# Action item
All of the records must come back exactly as they were given.

##### Dataset excerpts #####

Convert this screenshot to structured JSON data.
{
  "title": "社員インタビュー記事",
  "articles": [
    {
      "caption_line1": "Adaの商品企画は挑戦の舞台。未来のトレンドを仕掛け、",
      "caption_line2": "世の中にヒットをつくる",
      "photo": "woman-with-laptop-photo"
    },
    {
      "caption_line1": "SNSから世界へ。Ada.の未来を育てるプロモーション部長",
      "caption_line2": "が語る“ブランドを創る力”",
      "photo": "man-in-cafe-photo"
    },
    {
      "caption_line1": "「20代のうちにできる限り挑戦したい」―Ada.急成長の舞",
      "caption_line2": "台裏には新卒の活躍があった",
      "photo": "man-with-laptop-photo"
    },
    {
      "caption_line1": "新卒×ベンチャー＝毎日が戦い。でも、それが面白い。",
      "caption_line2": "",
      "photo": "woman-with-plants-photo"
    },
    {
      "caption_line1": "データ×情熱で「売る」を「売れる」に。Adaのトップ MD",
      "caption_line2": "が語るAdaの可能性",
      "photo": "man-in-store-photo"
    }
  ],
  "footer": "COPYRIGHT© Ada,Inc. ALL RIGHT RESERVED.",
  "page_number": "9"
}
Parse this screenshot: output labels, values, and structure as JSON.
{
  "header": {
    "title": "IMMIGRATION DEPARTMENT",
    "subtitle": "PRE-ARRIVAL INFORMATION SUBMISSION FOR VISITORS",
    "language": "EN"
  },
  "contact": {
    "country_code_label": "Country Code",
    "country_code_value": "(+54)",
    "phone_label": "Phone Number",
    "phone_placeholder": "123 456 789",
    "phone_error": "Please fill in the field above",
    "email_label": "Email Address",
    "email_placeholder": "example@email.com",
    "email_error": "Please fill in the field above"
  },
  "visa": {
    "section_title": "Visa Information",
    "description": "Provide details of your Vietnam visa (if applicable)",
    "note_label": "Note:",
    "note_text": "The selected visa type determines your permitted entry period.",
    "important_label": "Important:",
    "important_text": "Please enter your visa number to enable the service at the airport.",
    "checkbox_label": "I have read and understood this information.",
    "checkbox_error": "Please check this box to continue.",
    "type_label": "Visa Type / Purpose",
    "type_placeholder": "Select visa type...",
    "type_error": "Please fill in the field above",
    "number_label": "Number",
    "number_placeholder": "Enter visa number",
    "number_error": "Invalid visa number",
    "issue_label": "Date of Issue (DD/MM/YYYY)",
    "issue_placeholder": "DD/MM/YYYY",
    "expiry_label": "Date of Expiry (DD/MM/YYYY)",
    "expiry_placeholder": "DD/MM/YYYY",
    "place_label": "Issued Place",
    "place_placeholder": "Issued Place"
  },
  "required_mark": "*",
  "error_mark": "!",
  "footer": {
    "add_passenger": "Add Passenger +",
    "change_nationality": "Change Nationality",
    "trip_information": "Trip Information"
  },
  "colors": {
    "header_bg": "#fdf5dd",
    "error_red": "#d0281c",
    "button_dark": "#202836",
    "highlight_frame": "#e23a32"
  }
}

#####

# Result of this task
Convert this screenshot to structured JSON data.
{
  "title": "社員インタビュー記事",
  "articles": [
    {
      "caption_line1": "Adaの商品企画は挑戦の舞台。未来のトレンドを仕掛け、",
      "caption_line2": "世の中にヒットをつくる",
      "photo": "woman-with-laptop-photo"
    },
    {
      "caption_line1": "SNSから世界へ。Ada.の未来を育てるプロモーション部長",
      "caption_line2": "が語る“ブランドを創る力”",
      "photo": "man-in-cafe-photo"
    },
    {
      "caption_line1": "「20代のうちにできる限り挑戦したい」―Ada.急成長の舞",
      "caption_line2": "台裏には新卒の活躍があった",
      "photo": "man-with-laptop-photo"
    },
    {
      "caption_line1": "新卒×ベンチャー＝毎日が戦い。でも、それが面白い。",
      "caption_line2": "",
      "photo": "woman-with-plants-photo"
    },
    {
      "caption_line1": "データ×情熱で「売る」を「売れる」に。Adaのトップ MD",
      "caption_line2": "が語るAdaの可能性",
      "photo": "man-in-store-photo"
    }
  ],
  "footer": "COPYRIGHT© Ada,Inc. ALL RIGHT RESERVED.",
  "page_number": "9"
}
Parse this screenshot: output labels, values, and structure as JSON.
{
  "header": {
    "title": "IMMIGRATION DEPARTMENT",
    "subtitle": "PRE-ARRIVAL INFORMATION SUBMISSION FOR VISITORS",
    "language": "EN"
  },
  "contact": {
    "country_code_label": "Country Code",
    "country_code_value": "(+54)",
    "phone_label": "Phone Number",
    "phone_placeholder": "123 456 789",
    "phone_error": "Please fill in the field above",
    "email_label": "Email Address",
    "email_placeholder": "example@email.com",
    "email_error": "Please fill in the field above"
  },
  "visa": {
    "section_title": "Visa Information",
    "description": "Provide details of your Vietnam visa (if applicable)",
    "note_label": "Note:",
    "note_text": "The selected visa type determines your permitted entry period.",
    "important_label": "Important:",
    "important_text": "Please enter your visa number to enable the service at the airport.",
    "checkbox_label": "I have read and understood this information.",
    "checkbox_error": "Please check this box to continue.",
    "type_label": "Visa Type / Purpose",
    "type_placeholder": "Select visa type...",
    "type_error": "Please fill in the field above",
    "number_label": "Number",
    "number_placeholder": "Enter visa number",
    "number_error": "Invalid visa number",
    "issue_label": "Date of Issue (DD/MM/YYYY)",
    "issue_placeholder": "DD/MM/YYYY",
    "expiry_label": "Date of Expiry (DD/MM/YYYY)",
    "expiry_placeholder": "DD/MM/YYYY",
    "place_label": "Issued Place",
    "place_placeholder": "Issued Place"
  },
  "required_mark": "*",
  "error_mark": "!",
  "footer": {
    "add_passenger": "Add Passenger +",
    "change_nationality": "Change Nationality",
    "trip_information": "Trip Information"
  },
  "colors": {
    "header_bg": "#fdf5dd",
    "error_red": "#d0281c",
    "button_dark": "#202836",
    "highlight_frame": "#e23a32"
  }
}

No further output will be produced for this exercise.